Brief:
In full and without alteration, reproduce every record.

Given data:
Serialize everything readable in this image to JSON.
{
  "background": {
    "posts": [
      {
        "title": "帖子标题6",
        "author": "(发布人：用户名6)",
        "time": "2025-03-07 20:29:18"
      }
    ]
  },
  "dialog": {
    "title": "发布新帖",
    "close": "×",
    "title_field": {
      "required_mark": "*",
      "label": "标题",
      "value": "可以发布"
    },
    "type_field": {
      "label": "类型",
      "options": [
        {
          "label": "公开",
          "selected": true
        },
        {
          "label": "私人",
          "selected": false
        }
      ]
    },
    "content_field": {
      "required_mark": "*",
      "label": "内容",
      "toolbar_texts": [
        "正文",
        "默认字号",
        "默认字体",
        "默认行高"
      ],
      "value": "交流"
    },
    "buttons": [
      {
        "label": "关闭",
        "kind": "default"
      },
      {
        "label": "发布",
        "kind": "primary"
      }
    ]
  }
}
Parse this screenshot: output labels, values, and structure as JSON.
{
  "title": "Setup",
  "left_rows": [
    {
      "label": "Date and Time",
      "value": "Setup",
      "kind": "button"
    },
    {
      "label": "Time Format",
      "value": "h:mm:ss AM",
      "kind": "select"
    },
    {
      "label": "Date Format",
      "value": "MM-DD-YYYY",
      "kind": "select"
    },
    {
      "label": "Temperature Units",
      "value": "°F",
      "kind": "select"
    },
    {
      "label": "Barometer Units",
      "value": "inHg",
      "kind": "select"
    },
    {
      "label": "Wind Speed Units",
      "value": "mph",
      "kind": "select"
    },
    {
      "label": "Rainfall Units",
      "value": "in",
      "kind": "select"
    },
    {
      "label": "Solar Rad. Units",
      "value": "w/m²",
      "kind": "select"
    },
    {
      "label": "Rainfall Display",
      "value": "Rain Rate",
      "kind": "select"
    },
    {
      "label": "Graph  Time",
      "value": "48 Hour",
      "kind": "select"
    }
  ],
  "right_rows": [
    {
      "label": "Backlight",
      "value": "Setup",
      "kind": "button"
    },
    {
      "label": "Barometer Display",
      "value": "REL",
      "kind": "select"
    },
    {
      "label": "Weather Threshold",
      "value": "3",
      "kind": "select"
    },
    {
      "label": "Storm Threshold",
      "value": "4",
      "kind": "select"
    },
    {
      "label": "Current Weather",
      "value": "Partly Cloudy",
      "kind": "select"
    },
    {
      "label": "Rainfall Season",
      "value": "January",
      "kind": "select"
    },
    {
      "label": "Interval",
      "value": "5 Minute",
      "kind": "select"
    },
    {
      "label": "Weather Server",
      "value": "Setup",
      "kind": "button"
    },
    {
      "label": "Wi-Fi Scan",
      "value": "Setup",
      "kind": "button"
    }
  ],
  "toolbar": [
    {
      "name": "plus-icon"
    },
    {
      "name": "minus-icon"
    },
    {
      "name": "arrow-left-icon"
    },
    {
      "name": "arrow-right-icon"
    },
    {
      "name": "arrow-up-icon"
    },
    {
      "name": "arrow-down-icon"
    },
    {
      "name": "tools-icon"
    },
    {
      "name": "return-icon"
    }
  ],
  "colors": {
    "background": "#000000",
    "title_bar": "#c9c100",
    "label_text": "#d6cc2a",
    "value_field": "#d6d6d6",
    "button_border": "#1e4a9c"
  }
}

Completed task:
Serialize everything readable in this image to JSON.
{
  "background": {
    "posts": [
      {
        "title": "帖子标题6",
        "author": "(发布人：用户名6)",
        "time": "2025-03-07 20:29:18"
      }
    ]
  },
  "dialog": {
    "title": "发布新帖",
    "close": "×",
    "title_field": {
      "required_mark": "*",
      "label": "标题",
      "value": "可以发布"
    },
    "type_field": {
      "label": "类型",
      "options": [
        {
          "label": "公开",
          "selected": true
        },
        {
          "label": "私人",
          "selected": false
        }
      ]
    },
    "content_field": {
      "required_mark": "*",
      "label": "内容",
      "toolbar_texts": [
        "正文",
        "默认字号",
        "默认字体",
        "默认行高"
      ],
      "value": "交流"
    },
    "buttons": [
      {
        "label": "关闭",
        "kind": "default"
      },
      {
        "label": "发布",
        "kind": "primary"
      }
    ]
  }
}
Parse this screenshot: output labels, values, and structure as JSON.
{
  "title": "Setup",
  "left_rows": [
    {
      "label": "Date and Time",
      "value": "Setup",
      "kind": "button"
    },
    {
      "label": "Time Format",
      "value": "h:mm:ss AM",
      "kind": "select"
    },
    {
      "label": "Date Format",
      "value": "MM-DD-YYYY",
      "kind": "select"
    },
    {
      "label": "Temperature Units",
      "value": "°F",
      "kind": "select"
    },
    {
      "label": "Barometer Units",
      "value": "inHg",
      "kind": "select"
    },
    {
      "label": "Wind Speed Units",
      "value": "mph",
      "kind": "select"
    },
    {
      "label": "Rainfall Units",
      "value": "in",
      "kind": "select"
    },
    {
      "label": "Solar Rad. Units",
      "value": "w/m²",
      "kind": "select"
    },
    {
      "label": "Rainfall Display",
      "value": "Rain Rate",
      "kind": "select"
    },
    {
      "label": "Graph  Time",
      "value": "48 Hour",
      "kind": "select"
    }
  ],
  "right_rows": [
    {
      "label": "Backlight",
      "value": "Setup",
      "kind": "button"
    },
    {
      "label": "Barometer Display",
      "value": "REL",
      "kind": "select"
    },
    {
      "label": "Weather Threshold",
      "value": "3",
      "kind": "select"
    },
    {
      "label": "Storm Threshold",
      "value": "4",
      "kind": "select"
    },
    {
      "label": "Current Weather",
      "value": "Partly Cloudy",
      "kind": "select"
    },
    {
      "label": "Rainfall Season",
      "value": "January",
      "kind": "select"
    },
    {
      "label": "Interval",
      "value": "5 Minute",
      "kind": "select"
    },
    {
      "label": "Weather Server",
      "value": "Setup",
      "kind": "button"
    },
    {
      "label": "Wi-Fi Scan",
      "value": "Setup",
      "kind": "button"
    }
  ],
  "toolbar": [
    {
      "name": "plus-icon"
    },
    {
      "name": "minus-icon"
    },
    {
      "name": "arrow-left-icon"
    },
    {
      "name": "arrow-right-icon"
    },
    {
      "name": "arrow-up-icon"
    },
    {
      "name": "arrow-down-icon"
    },
    {
      "name": "tools-icon"
    },
    {
      "name": "return-icon"
    }
  ],
  "colors": {
    "background": "#000000",
    "title_bar": "#c9c100",
    "label_text": "#d6cc2a",
    "value_field": "#d6d6d6",
    "button_border": "#1e4a9c"
  }
}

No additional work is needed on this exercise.